• WHAT IS REQUIRED: Could you please reproduce the entries exactly, leaving out any pictures?

• DATASET:

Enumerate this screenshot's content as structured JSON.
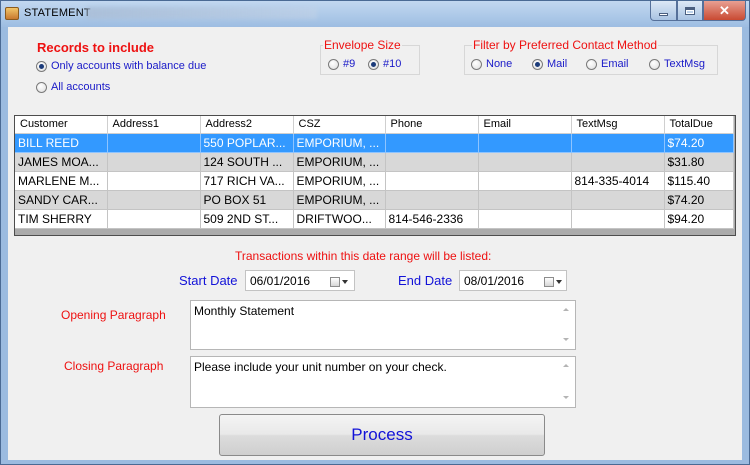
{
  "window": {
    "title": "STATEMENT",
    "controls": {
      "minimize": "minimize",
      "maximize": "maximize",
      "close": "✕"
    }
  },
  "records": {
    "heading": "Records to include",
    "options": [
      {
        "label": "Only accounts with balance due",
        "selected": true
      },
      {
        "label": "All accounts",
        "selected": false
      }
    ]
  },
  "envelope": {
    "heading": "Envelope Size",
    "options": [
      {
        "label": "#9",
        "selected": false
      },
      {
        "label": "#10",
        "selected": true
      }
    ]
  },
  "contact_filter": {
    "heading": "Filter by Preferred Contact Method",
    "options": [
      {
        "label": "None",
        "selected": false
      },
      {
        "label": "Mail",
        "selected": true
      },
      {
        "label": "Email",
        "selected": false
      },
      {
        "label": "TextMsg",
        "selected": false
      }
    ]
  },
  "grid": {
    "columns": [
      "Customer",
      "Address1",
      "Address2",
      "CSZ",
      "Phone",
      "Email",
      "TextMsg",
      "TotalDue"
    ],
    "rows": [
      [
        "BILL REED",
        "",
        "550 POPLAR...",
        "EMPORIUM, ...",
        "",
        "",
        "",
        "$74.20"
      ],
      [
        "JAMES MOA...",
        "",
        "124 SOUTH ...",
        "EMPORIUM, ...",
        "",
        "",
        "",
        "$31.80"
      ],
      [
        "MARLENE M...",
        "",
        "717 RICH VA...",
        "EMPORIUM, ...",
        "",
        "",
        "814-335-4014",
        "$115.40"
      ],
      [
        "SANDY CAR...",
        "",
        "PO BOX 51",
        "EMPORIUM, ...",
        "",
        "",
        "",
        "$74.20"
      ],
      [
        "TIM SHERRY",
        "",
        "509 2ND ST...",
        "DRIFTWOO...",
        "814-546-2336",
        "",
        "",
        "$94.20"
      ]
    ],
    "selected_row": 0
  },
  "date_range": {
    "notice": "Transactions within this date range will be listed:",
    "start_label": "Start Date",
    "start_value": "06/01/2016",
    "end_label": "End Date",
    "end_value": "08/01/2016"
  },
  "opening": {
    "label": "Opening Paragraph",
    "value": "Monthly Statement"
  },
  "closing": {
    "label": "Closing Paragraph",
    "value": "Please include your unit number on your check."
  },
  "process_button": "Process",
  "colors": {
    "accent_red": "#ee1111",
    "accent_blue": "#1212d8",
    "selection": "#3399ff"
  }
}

• SOLUTION:
Enumerate this screenshot's content as structured JSON.
{
  "window": {
    "title": "STATEMENT",
    "controls": {
      "minimize": "minimize",
      "maximize": "maximize",
      "close": "✕"
    }
  },
  "records": {
    "heading": "Records to include",
    "options": [
      {
        "label": "Only accounts with balance due",
        "selected": true
      },
      {
        "label": "All accounts",
        "selected": false
      }
    ]
  },
  "envelope": {
    "heading": "Envelope Size",
    "options": [
      {
        "label": "#9",
        "selected": false
      },
      {
        "label": "#10",
        "selected": true
      }
    ]
  },
  "contact_filter": {
    "heading": "Filter by Preferred Contact Method",
    "options": [
      {
        "label": "None",
        "selected": false
      },
      {
        "label": "Mail",
        "selected": true
      },
      {
        "label": "Email",
        "selected": false
      },
      {
        "label": "TextMsg",
        "selected": false
      }
    ]
  },
  "grid": {
    "columns": [
      "Customer",
      "Address1",
      "Address2",
      "CSZ",
      "Phone",
      "Email",
      "TextMsg",
      "TotalDue"
    ],
    "rows": [
      [
        "BILL REED",
        "",
        "550 POPLAR...",
        "EMPORIUM, ...",
        "",
        "",
        "",
        "$74.20"
      ],
      [
        "JAMES MOA...",
        "",
        "124 SOUTH ...",
        "EMPORIUM, ...",
        "",
        "",
        "",
        "$31.80"
      ],
      [
        "MARLENE M...",
        "",
        "717 RICH VA...",
        "EMPORIUM, ...",
        "",
        "",
        "814-335-4014",
        "$115.40"
      ],
      [
        "SANDY CAR...",
        "",
        "PO BOX 51",
        "EMPORIUM, ...",
        "",
        "",
        "",
        "$74.20"
      ],
      [
        "TIM SHERRY",
        "",
        "509 2ND ST...",
        "DRIFTWOO...",
        "814-546-2336",
        "",
        "",
        "$94.20"
      ]
    ],
    "selected_row": 0
  },
  "date_range": {
    "notice": "Transactions within this date range will be listed:",
    "start_label": "Start Date",
    "start_value": "06/01/2016",
    "end_label": "End Date",
    "end_value": "08/01/2016"
  },
  "opening": {
    "label": "Opening Paragraph",
    "value": "Monthly Statement"
  },
  "closing": {
    "label": "Closing Paragraph",
    "value": "Please include your unit number on your check."
  },
  "process_button": "Process",
  "colors": {
    "accent_red": "#ee1111",
    "accent_blue": "#1212d8",
    "selection": "#3399ff"
  }
}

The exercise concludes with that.